Boyhood is a difficult film to analyze. It’s a film about human experiences and how they shape who we become; the circumstances of our lives that have such a profound effect on us. Mason and his mother both seem to be struggling with understanding the point of their experiences; Linklater doesn’t set out to help us understand the point of it all, in fact, Boyhood may even suggest that there is no point. Our lives are made up of these seemingly meaningless moments that shape so much of who we become; Linklater transforms this minutia of life into a touching, highly relatable story.
Final Verdict: I just really, really like this movie. It’s sweet, intellectually and emotionally stimulating, and beautifully made. Twelve years is a huge commitment for the cast and crew to make and their genuine affection for the project really shows. In the summer, I saw Boyhood almost literally before I got on a plane to Europe for 3 weeks. I was in kind of a weird head-space, already spending too much time reflecting on my life and how I wanted to live in the future. Until the Ambien knocked me out on the plane I found myself thinking of Boyhood a lot. It stuck with me in a way that wasn’t haunting or jarring, but I still cannot seem to shake.

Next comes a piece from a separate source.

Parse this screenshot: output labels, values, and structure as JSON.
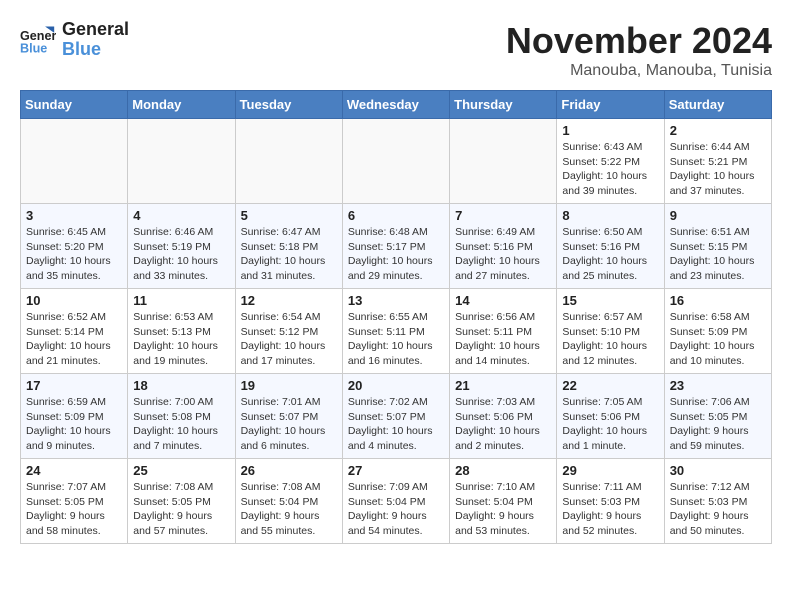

Awards Potential: Boyhood has been the favorite to win most of the major categories pretty much from the start. It is nominated for 6 Oscars including Best Picture, Director, Supporting Actor, Supporting Actress, Original Screenplay, and Editing. Patricia Arquette will win Best Supporting Actress, I would bet a vital organ on that, and there’s a strong possibility that Sandra Adair will win for Editing. The competitive split this year is between Birdman and Boyhood in the Best Picture and Director categories. Right now the competition is so tight, the outcome of that vote could change with the wind.